- Specific training in aspects of SEN through in-service training.
- Qualified teaching assistants (some with specialisms).
- The SENCO is currently completing the National Award for SENCOs.
- The Governor with specific responsibility for SEND has completed the SEN Governor training.
- Strategy banks are shared with all staff on a weekly basis.
- Your child’s progress will be tracked regularly across all subject areas.
- For pupils with SEND but without an Education Health and Care Plan (ECHP), the decision regarding the support required will be taken by the SENCO in consultation with staff and the Senior Leadership Team (SLT).
- For pupils with an Education Health and Care Plan (ECHP), the decision will be reached when a plan is being produced and the needs have been identified.
- Change in a pupil’s circumstances which has an effect on their well-being may lead to certain interventions being arranged.
- Recommendations resulting from assessments by outside agencies.
The support provided for your child will be measured in a number of ways. If the support is effective we would expect to see that your child is happy in school and showing expected progress in most or all subject areas.
If the support provided is not showing effective, then evidence will be gathered to see where your child needs further intervention and what kind of intervention will be appropriate.
Any intervention that includes your child will be reviewed on a regular basis and if it is not successful then further intervention/a new style of intervention will be put into place.
We can also measure the effectiveness of the support that your child is receiving through regular communication with parents and carers.
- Your child will be invited to access all extra-curricular activities at lunchtimes and after school.
- Tutors and subject staff will inform all pupils about extra-curricular activities and timetables will be displayed in all tutor rooms.
- Any relevant risk assessments for out of school activities will be carried out.
- Planning for appropriate transport and reasonable adjustments to make sure that all pupils are able to take part.

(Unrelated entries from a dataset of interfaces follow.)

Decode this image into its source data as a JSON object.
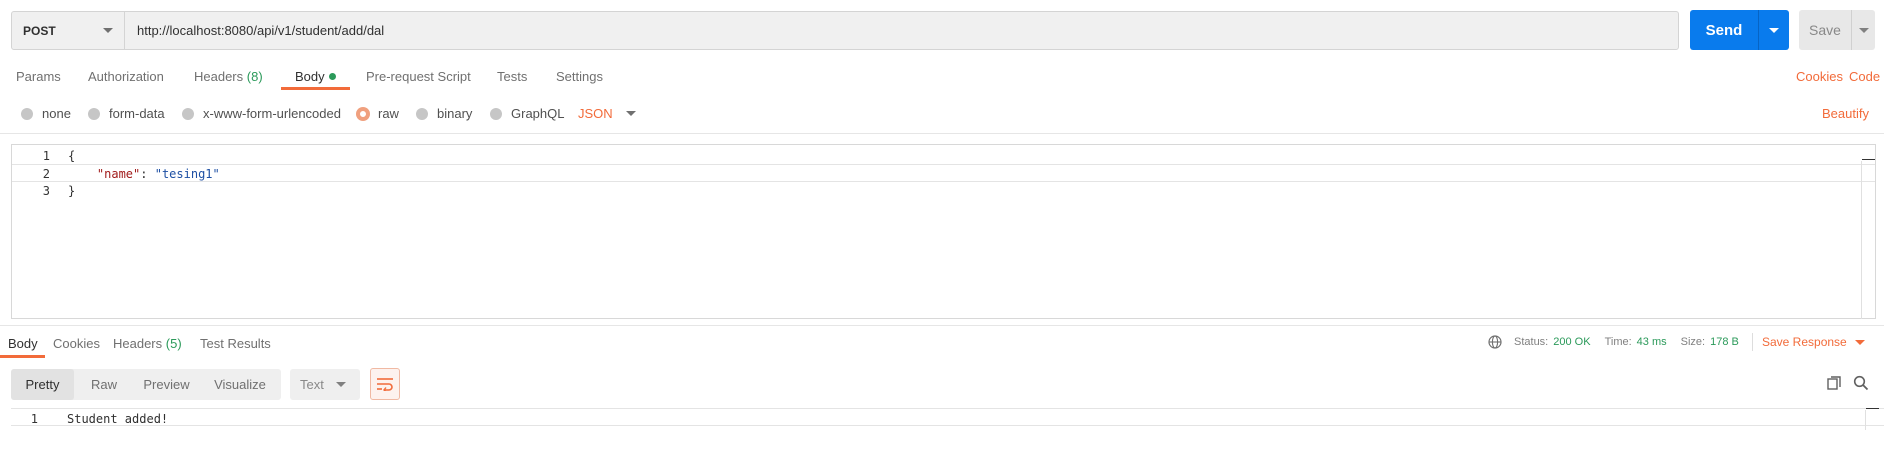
{
  "request": {
    "method": "POST",
    "url": "http://localhost:8080/api/v1/student/add/dal",
    "send_label": "Send",
    "save_label": "Save"
  },
  "request_tabs": {
    "params": "Params",
    "authorization": "Authorization",
    "headers": "Headers",
    "headers_count": "(8)",
    "body": "Body",
    "pre_request": "Pre-request Script",
    "tests": "Tests",
    "settings": "Settings",
    "cookies": "Cookies",
    "code": "Code"
  },
  "body_types": {
    "none": "none",
    "form_data": "form-data",
    "urlencoded": "x-www-form-urlencoded",
    "raw": "raw",
    "binary": "binary",
    "graphql": "GraphQL",
    "selected": "raw",
    "language": "JSON",
    "beautify": "Beautify"
  },
  "editor": {
    "lines": [
      {
        "number": "1",
        "text": "{"
      },
      {
        "number": "2",
        "key": "\"name\"",
        "sep": ": ",
        "value": "\"tesing1\""
      },
      {
        "number": "3",
        "text": "}"
      }
    ]
  },
  "response_tabs": {
    "body": "Body",
    "cookies": "Cookies",
    "headers": "Headers",
    "headers_count": "(5)",
    "test_results": "Test Results"
  },
  "response_status": {
    "status_label": "Status:",
    "status_value": "200 OK",
    "time_label": "Time:",
    "time_value": "43 ms",
    "size_label": "Size:",
    "size_value": "178 B",
    "save_response": "Save Response"
  },
  "view_modes": {
    "pretty": "Pretty",
    "raw": "Raw",
    "preview": "Preview",
    "visualize": "Visualize",
    "format": "Text"
  },
  "response_body": {
    "line_number": "1",
    "text": "Student added!"
  },
  "colors": {
    "accent": "#f26b3a",
    "send": "#097bed",
    "success": "#2b9a5a"
  },
  "icons": {
    "globe": "globe-icon",
    "wrap": "wrap-lines-icon",
    "copy": "copy-icon",
    "search": "search-icon"
  }
}
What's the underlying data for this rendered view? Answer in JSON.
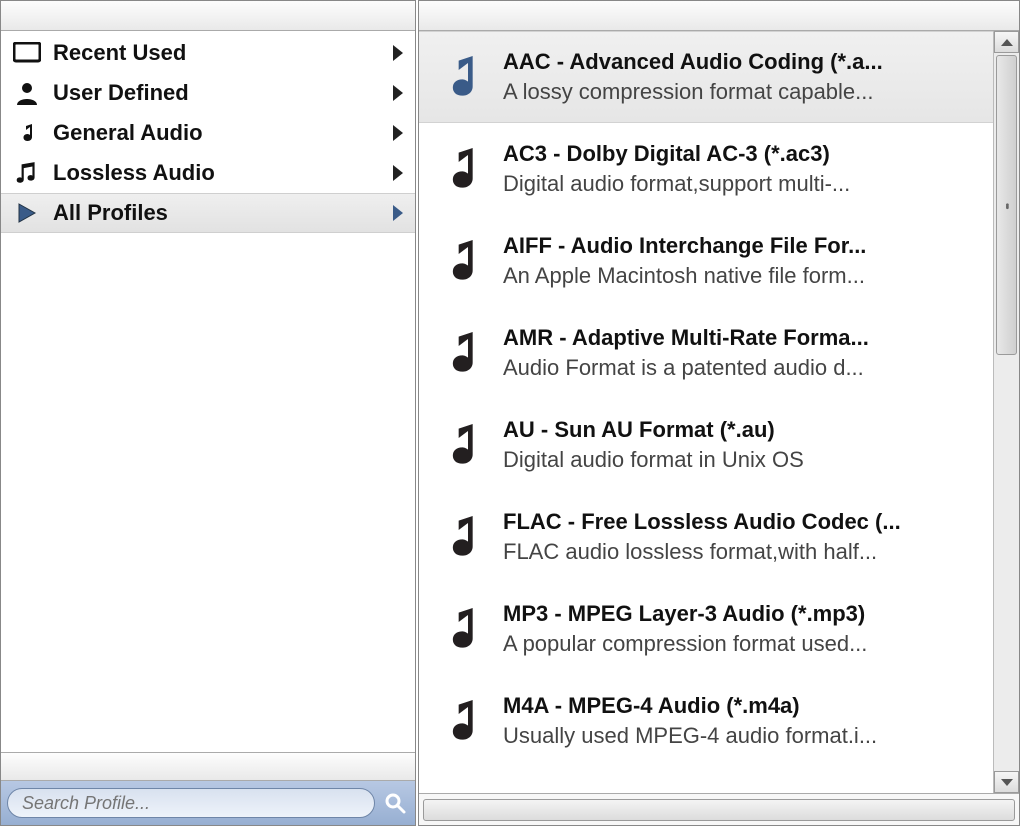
{
  "sidebar": {
    "categories": [
      {
        "label": "Recent Used",
        "icon": "monitor-icon",
        "selected": false
      },
      {
        "label": "User Defined",
        "icon": "person-icon",
        "selected": false
      },
      {
        "label": "General Audio",
        "icon": "music-note-icon",
        "selected": false
      },
      {
        "label": "Lossless Audio",
        "icon": "double-note-icon",
        "selected": false
      },
      {
        "label": "All Profiles",
        "icon": "play-icon",
        "selected": true
      }
    ],
    "search_placeholder": "Search Profile..."
  },
  "profiles": [
    {
      "title": "AAC - Advanced Audio Coding (*.a...",
      "desc": "A lossy compression format capable...",
      "selected": true
    },
    {
      "title": "AC3 - Dolby Digital AC-3 (*.ac3)",
      "desc": "Digital audio format,support multi-...",
      "selected": false
    },
    {
      "title": "AIFF - Audio Interchange File For...",
      "desc": "An Apple Macintosh native file form...",
      "selected": false
    },
    {
      "title": "AMR - Adaptive Multi-Rate Forma...",
      "desc": "Audio Format is a patented audio d...",
      "selected": false
    },
    {
      "title": "AU - Sun AU Format (*.au)",
      "desc": "Digital audio format in Unix OS",
      "selected": false
    },
    {
      "title": "FLAC - Free Lossless Audio Codec (...",
      "desc": "FLAC audio lossless format,with half...",
      "selected": false
    },
    {
      "title": "MP3 - MPEG Layer-3 Audio (*.mp3)",
      "desc": "A popular compression format used...",
      "selected": false
    },
    {
      "title": "M4A - MPEG-4 Audio (*.m4a)",
      "desc": "Usually used MPEG-4 audio format.i...",
      "selected": false
    }
  ],
  "colors": {
    "selected_note": "#3a5b88",
    "note": "#231f20"
  }
}
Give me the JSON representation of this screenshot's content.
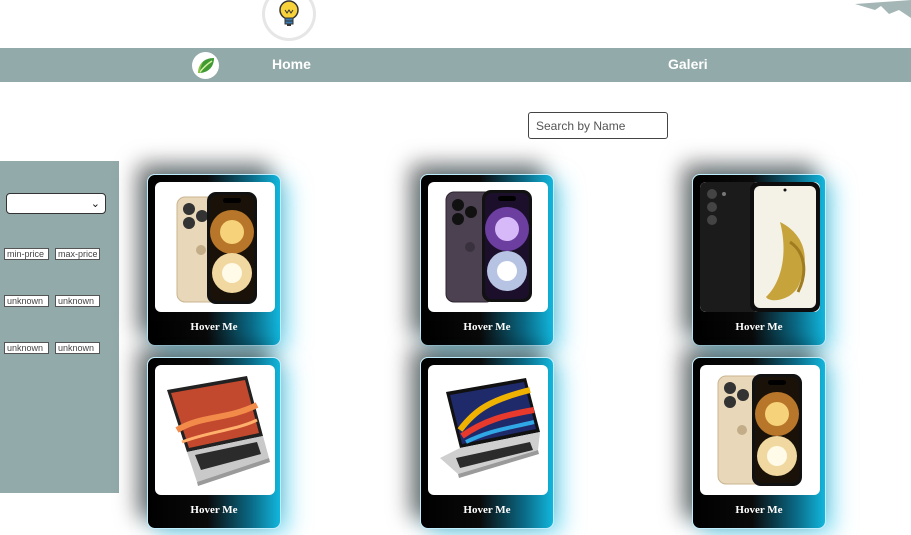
{
  "header": {
    "logo_icon": "lightbulb-icon",
    "corner_icon": "decorative-shape"
  },
  "nav": {
    "brand_icon": "leaf-logo-icon",
    "links": [
      {
        "label": "Home"
      },
      {
        "label": "Galeri"
      }
    ]
  },
  "search": {
    "placeholder": "Search by Name",
    "value": ""
  },
  "filters": {
    "select_value": "",
    "price_min_placeholder": "min-price",
    "price_max_placeholder": "max-price",
    "row2_min_placeholder": "unknown",
    "row2_max_placeholder": "unknown",
    "row3_min_placeholder": "unknown",
    "row3_max_placeholder": "unknown"
  },
  "products": [
    {
      "label": "Hover Me",
      "image": "iphone-14-pro-gold"
    },
    {
      "label": "Hover Me",
      "image": "iphone-14-pro-purple"
    },
    {
      "label": "Hover Me",
      "image": "samsung-galaxy-s22"
    },
    {
      "label": "Hover Me",
      "image": "laptop-silver-orange"
    },
    {
      "label": "Hover Me",
      "image": "laptop-silver-colorful"
    },
    {
      "label": "Hover Me",
      "image": "iphone-14-pro-gold"
    }
  ],
  "colors": {
    "nav_bg": "#92aaa9",
    "card_accent": "#12b6dc"
  }
}
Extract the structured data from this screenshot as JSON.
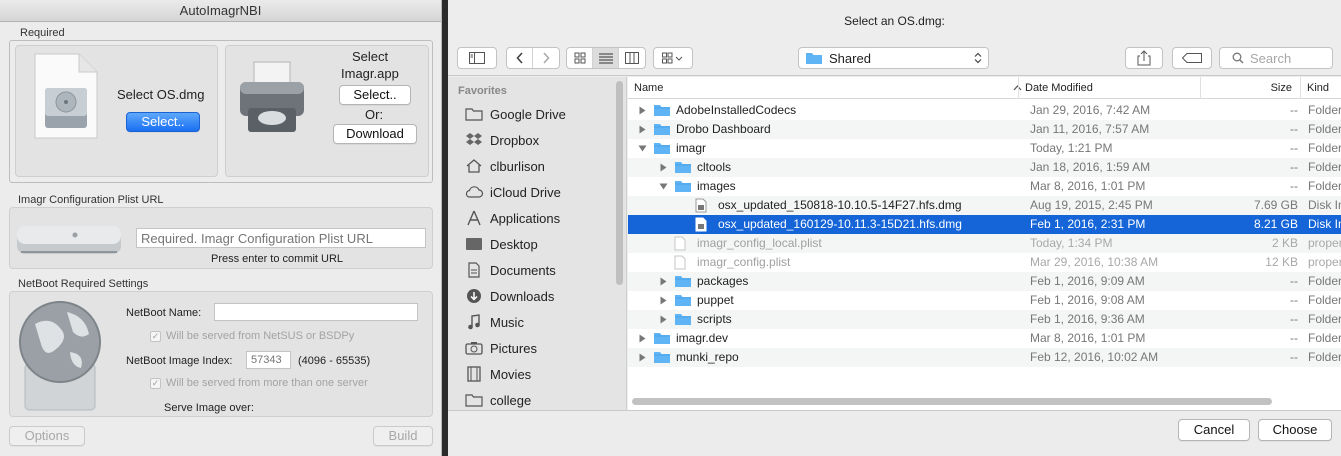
{
  "left": {
    "title": "AutoImagrNBI",
    "required_label": "Required",
    "select_os_label": "Select OS.dmg",
    "select_os_button": "Select..",
    "select_imagr_label_1": "Select",
    "select_imagr_label_2": "Imagr.app",
    "select_imagr_button": "Select..",
    "or_label": "Or:",
    "download_button": "Download",
    "config_label": "Imagr Configuration Plist URL",
    "config_placeholder": "Required. Imagr Configuration Plist URL",
    "config_hint": "Press enter to commit URL",
    "netboot_label": "NetBoot Required Settings",
    "netboot_name_label": "NetBoot Name:",
    "netboot_name_value": "",
    "netsus_check": "Will be served from NetSUS or BSDPy",
    "index_label": "NetBoot Image Index:",
    "index_placeholder": "57343",
    "index_range": "(4096 - 65535)",
    "multi_server_check": "Will be served from more than one server",
    "serve_over_label": "Serve Image over:",
    "options_button": "Options",
    "build_button": "Build"
  },
  "dialog": {
    "title": "Select an OS.dmg:",
    "location": "Shared",
    "search_placeholder": "Search",
    "sidebar_heading": "Favorites",
    "sidebar_items": [
      {
        "label": "Google Drive",
        "icon": "folder-icon"
      },
      {
        "label": "Dropbox",
        "icon": "dropbox-icon"
      },
      {
        "label": "clburlison",
        "icon": "home-icon"
      },
      {
        "label": "iCloud Drive",
        "icon": "cloud-icon"
      },
      {
        "label": "Applications",
        "icon": "applications-icon"
      },
      {
        "label": "Desktop",
        "icon": "desktop-icon"
      },
      {
        "label": "Documents",
        "icon": "documents-icon"
      },
      {
        "label": "Downloads",
        "icon": "downloads-icon"
      },
      {
        "label": "Music",
        "icon": "music-icon"
      },
      {
        "label": "Pictures",
        "icon": "camera-icon"
      },
      {
        "label": "Movies",
        "icon": "film-icon"
      },
      {
        "label": "college",
        "icon": "folder-icon"
      }
    ],
    "columns": {
      "name": "Name",
      "date": "Date Modified",
      "size": "Size",
      "kind": "Kind"
    },
    "rows": [
      {
        "name": "AdobeInstalledCodecs",
        "date": "Jan 29, 2016, 7:42 AM",
        "size": "--",
        "kind": "Folder"
      },
      {
        "name": "Drobo Dashboard",
        "date": "Jan 11, 2016, 7:57 AM",
        "size": "--",
        "kind": "Folder"
      },
      {
        "name": "imagr",
        "date": "Today, 1:21 PM",
        "size": "--",
        "kind": "Folder"
      },
      {
        "name": "cltools",
        "date": "Jan 18, 2016, 1:59 AM",
        "size": "--",
        "kind": "Folder"
      },
      {
        "name": "images",
        "date": "Mar 8, 2016, 1:01 PM",
        "size": "--",
        "kind": "Folder"
      },
      {
        "name": "osx_updated_150818-10.10.5-14F27.hfs.dmg",
        "date": "Aug 19, 2015, 2:45 PM",
        "size": "7.69 GB",
        "kind": "Disk Image"
      },
      {
        "name": "osx_updated_160129-10.11.3-15D21.hfs.dmg",
        "date": "Feb 1, 2016, 2:31 PM",
        "size": "8.21 GB",
        "kind": "Disk Image"
      },
      {
        "name": "imagr_config_local.plist",
        "date": "Today, 1:34 PM",
        "size": "2 KB",
        "kind": "property"
      },
      {
        "name": "imagr_config.plist",
        "date": "Mar 29, 2016, 10:38 AM",
        "size": "12 KB",
        "kind": "property"
      },
      {
        "name": "packages",
        "date": "Feb 1, 2016, 9:09 AM",
        "size": "--",
        "kind": "Folder"
      },
      {
        "name": "puppet",
        "date": "Feb 1, 2016, 9:08 AM",
        "size": "--",
        "kind": "Folder"
      },
      {
        "name": "scripts",
        "date": "Feb 1, 2016, 9:36 AM",
        "size": "--",
        "kind": "Folder"
      },
      {
        "name": "imagr.dev",
        "date": "Mar 8, 2016, 1:01 PM",
        "size": "--",
        "kind": "Folder"
      },
      {
        "name": "munki_repo",
        "date": "Feb 12, 2016, 10:02 AM",
        "size": "--",
        "kind": "Folder"
      }
    ],
    "cancel_button": "Cancel",
    "choose_button": "Choose"
  },
  "colors": {
    "accent": "#1565d8",
    "folder": "#5fb4f5",
    "button_blue": "#1a6ff2"
  }
}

- The Learning Support Unit (LSU) also provides breakfast, break time, lunch time and after school opportunities for pupils.
In the first instance if you wish to discuss your child’s educational needs or are unhappy about the support your child is receiving please contact one of the following:
SENCO (Mrs Rivers)
Deputy Head (Mrs Watson)
The Head Teacher (Mr Chaloner)
The School Governor with responsibility for SEND (Mr Ford)
Complaints will be dealt with in line with the Children and Families Act 2014 clause 32 statements and the school’s own complaints procedure.
Nottingham City SEND Local Offer
National Parent Partnership Network
Futures (Careers advice and information)
British Dyslexia Association (BDA)
National Autistic Society (NAS)
Royal National Institute of Blind People (RNIB)
National Deaf Children’s Society
Child and Adolescent Mental Health Services (CAMHS)
Inclusive Education Services (IES)